**WORK ORDER:**
Restate the listing below exactly, images excluded.

EXERCISE MATERIAL Start Marker

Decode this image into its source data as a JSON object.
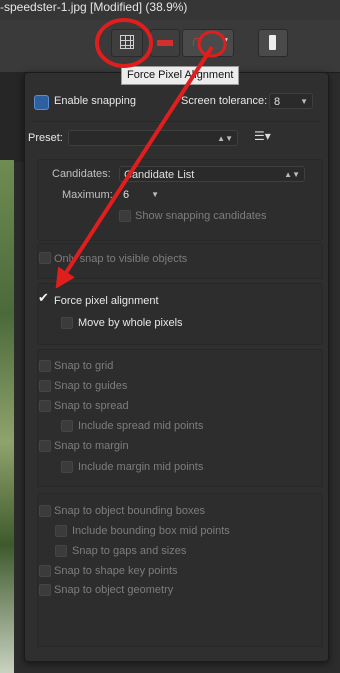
{
  "window": {
    "title": "-speedster-1.jpg [Modified] (38.9%)"
  },
  "toolbar": {
    "grid_icon": "pixel-grid-icon",
    "snap_icon": "snap-line-icon",
    "magnet_icon": "magnet-icon",
    "other_icon": "stroke-icon"
  },
  "tooltip": {
    "text": "Force Pixel Alignment"
  },
  "snapping": {
    "enable_label": "Enable snapping",
    "enabled": true,
    "screen_tolerance_label": "Screen tolerance:",
    "screen_tolerance_value": "8",
    "preset_label": "Preset:",
    "preset_value": "",
    "candidates_label": "Candidates:",
    "candidates_value": "Candidate List",
    "maximum_label": "Maximum:",
    "maximum_value": "6",
    "show_candidates_label": "Show snapping candidates",
    "only_visible_label": "Only snap to visible objects",
    "force_pixel_label": "Force pixel alignment",
    "force_pixel_checked": true,
    "move_whole_label": "Move by whole pixels",
    "grid_options": [
      "Snap to grid",
      "Snap to guides",
      "Snap to spread",
      "Include spread mid points",
      "Snap to margin",
      "Include margin mid points"
    ],
    "object_options": [
      "Snap to object bounding boxes",
      "Include bounding box mid points",
      "Snap to gaps and sizes",
      "Snap to shape key points",
      "Snap to object geometry"
    ]
  },
  "annotation": {
    "color": "#e01e1e"
  }
}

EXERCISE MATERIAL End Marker

**PROBLEM SOLUTION:**
Decode this image into its source data as a JSON object.
{
  "window": {
    "title": "-speedster-1.jpg [Modified] (38.9%)"
  },
  "toolbar": {
    "grid_icon": "pixel-grid-icon",
    "snap_icon": "snap-line-icon",
    "magnet_icon": "magnet-icon",
    "other_icon": "stroke-icon"
  },
  "tooltip": {
    "text": "Force Pixel Alignment"
  },
  "snapping": {
    "enable_label": "Enable snapping",
    "enabled": true,
    "screen_tolerance_label": "Screen tolerance:",
    "screen_tolerance_value": "8",
    "preset_label": "Preset:",
    "preset_value": "",
    "candidates_label": "Candidates:",
    "candidates_value": "Candidate List",
    "maximum_label": "Maximum:",
    "maximum_value": "6",
    "show_candidates_label": "Show snapping candidates",
    "only_visible_label": "Only snap to visible objects",
    "force_pixel_label": "Force pixel alignment",
    "force_pixel_checked": true,
    "move_whole_label": "Move by whole pixels",
    "grid_options": [
      "Snap to grid",
      "Snap to guides",
      "Snap to spread",
      "Include spread mid points",
      "Snap to margin",
      "Include margin mid points"
    ],
    "object_options": [
      "Snap to object bounding boxes",
      "Include bounding box mid points",
      "Snap to gaps and sizes",
      "Snap to shape key points",
      "Snap to object geometry"
    ]
  },
  "annotation": {
    "color": "#e01e1e"
  }
}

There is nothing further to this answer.